Open-plan offices address the urban edge, with associated cellular offices overlooking the courtyard. Circular reinforced columns offer a single free span to the offices and support in-situ barrel-vaults at 1200 centres with 3m cantilevers to the building’s periphery. Cross-ventilation is maintained between the cellular and open offices by an ingenuous perforated metal screen between the partitions and the soffit of the barrel-vault. The second floor is of much reduced width within a delicate steel portal frame springing from the concrete columns beneath.

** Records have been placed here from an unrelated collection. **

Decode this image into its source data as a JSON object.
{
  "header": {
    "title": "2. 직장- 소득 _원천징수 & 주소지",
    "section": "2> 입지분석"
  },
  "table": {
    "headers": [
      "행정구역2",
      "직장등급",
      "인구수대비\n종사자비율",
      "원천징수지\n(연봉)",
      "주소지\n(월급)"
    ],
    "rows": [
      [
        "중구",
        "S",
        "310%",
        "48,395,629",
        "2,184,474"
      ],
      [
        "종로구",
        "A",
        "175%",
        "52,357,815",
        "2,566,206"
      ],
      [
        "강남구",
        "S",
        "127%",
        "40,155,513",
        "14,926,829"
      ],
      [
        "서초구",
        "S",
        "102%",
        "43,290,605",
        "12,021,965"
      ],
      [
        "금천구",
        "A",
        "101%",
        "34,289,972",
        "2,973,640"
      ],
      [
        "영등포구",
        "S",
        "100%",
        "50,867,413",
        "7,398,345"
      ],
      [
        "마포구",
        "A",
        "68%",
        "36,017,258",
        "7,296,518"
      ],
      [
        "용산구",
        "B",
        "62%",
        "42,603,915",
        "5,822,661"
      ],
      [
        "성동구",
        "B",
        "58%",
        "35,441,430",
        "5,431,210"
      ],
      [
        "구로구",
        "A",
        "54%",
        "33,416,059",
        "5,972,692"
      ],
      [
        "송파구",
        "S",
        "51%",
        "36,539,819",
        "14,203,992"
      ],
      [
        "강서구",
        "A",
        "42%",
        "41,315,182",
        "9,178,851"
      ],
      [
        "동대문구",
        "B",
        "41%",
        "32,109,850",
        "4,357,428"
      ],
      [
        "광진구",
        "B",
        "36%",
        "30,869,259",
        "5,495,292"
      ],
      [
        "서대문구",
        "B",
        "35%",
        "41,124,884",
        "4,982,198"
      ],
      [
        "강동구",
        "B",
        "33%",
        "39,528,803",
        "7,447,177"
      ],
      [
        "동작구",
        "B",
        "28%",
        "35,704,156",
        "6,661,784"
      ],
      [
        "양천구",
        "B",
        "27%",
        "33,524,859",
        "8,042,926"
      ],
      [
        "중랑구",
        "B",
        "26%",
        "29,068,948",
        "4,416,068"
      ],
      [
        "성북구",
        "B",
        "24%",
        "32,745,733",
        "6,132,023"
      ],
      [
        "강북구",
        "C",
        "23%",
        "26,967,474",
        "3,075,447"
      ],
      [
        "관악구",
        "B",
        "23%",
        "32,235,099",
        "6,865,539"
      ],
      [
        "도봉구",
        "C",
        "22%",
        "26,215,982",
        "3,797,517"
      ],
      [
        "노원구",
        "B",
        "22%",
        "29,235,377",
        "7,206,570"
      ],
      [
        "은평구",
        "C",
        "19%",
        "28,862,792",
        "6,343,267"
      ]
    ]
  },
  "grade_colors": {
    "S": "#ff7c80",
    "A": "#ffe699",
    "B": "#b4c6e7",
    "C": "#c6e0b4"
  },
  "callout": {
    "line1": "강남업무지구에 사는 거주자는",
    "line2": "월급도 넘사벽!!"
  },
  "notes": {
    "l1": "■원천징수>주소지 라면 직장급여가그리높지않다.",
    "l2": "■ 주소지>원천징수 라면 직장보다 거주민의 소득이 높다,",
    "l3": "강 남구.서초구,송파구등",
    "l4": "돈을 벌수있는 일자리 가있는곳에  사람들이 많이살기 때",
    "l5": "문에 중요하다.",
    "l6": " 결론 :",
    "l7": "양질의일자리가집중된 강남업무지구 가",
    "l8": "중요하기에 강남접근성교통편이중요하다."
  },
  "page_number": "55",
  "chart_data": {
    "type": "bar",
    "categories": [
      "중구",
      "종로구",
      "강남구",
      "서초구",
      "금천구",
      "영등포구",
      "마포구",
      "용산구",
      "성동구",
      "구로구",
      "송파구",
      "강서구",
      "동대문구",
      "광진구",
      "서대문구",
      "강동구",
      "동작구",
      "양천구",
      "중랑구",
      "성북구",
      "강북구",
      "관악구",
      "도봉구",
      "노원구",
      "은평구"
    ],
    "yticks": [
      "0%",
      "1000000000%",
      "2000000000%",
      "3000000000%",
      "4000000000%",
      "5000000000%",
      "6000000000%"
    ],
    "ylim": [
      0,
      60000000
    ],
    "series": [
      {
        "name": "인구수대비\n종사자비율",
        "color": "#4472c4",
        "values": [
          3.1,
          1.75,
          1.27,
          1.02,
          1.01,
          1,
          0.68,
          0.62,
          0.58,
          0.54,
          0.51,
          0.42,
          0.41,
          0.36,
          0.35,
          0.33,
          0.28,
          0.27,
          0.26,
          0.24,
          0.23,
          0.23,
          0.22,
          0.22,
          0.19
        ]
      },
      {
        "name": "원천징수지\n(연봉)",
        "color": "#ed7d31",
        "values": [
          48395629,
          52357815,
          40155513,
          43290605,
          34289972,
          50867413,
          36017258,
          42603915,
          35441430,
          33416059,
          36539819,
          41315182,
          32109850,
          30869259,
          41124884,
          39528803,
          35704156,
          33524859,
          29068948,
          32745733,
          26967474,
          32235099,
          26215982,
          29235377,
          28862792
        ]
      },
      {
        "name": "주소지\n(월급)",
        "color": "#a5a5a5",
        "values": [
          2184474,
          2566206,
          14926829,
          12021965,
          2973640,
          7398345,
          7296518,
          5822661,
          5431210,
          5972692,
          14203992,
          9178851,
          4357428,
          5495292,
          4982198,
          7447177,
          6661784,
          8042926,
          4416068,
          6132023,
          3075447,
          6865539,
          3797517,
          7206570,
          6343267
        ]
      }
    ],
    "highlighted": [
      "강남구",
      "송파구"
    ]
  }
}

The resultant set-back allows for the generous roof terraces offering yet another reference to Corbusian precedent.
The detail is equally rigorous; reiterating formal explorations at Hulme surgery and his celebrated Centenary Building for Salford University, Hodder seizes every opportunity to express each layer of the building’s fabric. The ‘garden wall’ is expressed as a thin, non-structural concrete cladding which oversails the building, and gables are expressed as free- standing planes visually discrete from their adjacent walls. Roof glazing forms a void between the free-standing garden wall and the building proper, and drains into an ingenious concealed gutter within the wall itself.
Mancunians rightly take pride in their building stock, to which csu is a distinguished addition. But at another level, it offers a convincing paradigm for re-ordering our damaged urban fabric and clearly marks another significant step in the development of Hodder’s oeuvre.
Peter Fawcett is professor of architecture at the University of Nottingham
The first design team meeting was held sitting around a small cardboard model. This model became invaluable as this is a building in which plans or elevations do not describe the interlocking of the bent plate forms.
It was decided that the building would not be air-conditioned but that the floor structure would act as a heat sink. The ceiling then had to make a visual impression, and gentle curves were chosen to create a relaxed, calm form.
Part of the structure’s responsibility was to ensure that the rhythm of the 1:2 module was consistent outside and in. The form of the floor plate was determined by the need to transfer loads first to the grid lines and thence to the columns. The thickening of the slab to create the required lever arms was achieved with a curved form, which was splayed to give a minimal cantilever edge support to the cladding above. The curved form also expresses the way the load flows from the centre of the arch to the springing or central beam. Careful detailing with shadow gaps at the junctions of columns and floor ensured a clean soffit.
The roof is supported on structural tees 76mm x 64mm and 3.25m high, making a height-to-width ratio of 42. These tees are effectively hidden within the W20 glazing and allow the roof plate to float across the vertical folds. A lightweight roof construction allows the trees to be minimal. Careful detailing reduced any eccentricity.
The treads of the main access stairs were bolted onto the wall using long bolts, post-tensioned to 5 tonnes per bolt in order to clamp the treads securely to the wall.
Stairs to the cores were moulded to express their nature from below as well as above using a sawtooth reinforced concrete stair.
Darryl Blackwood, Blackwood Structural Design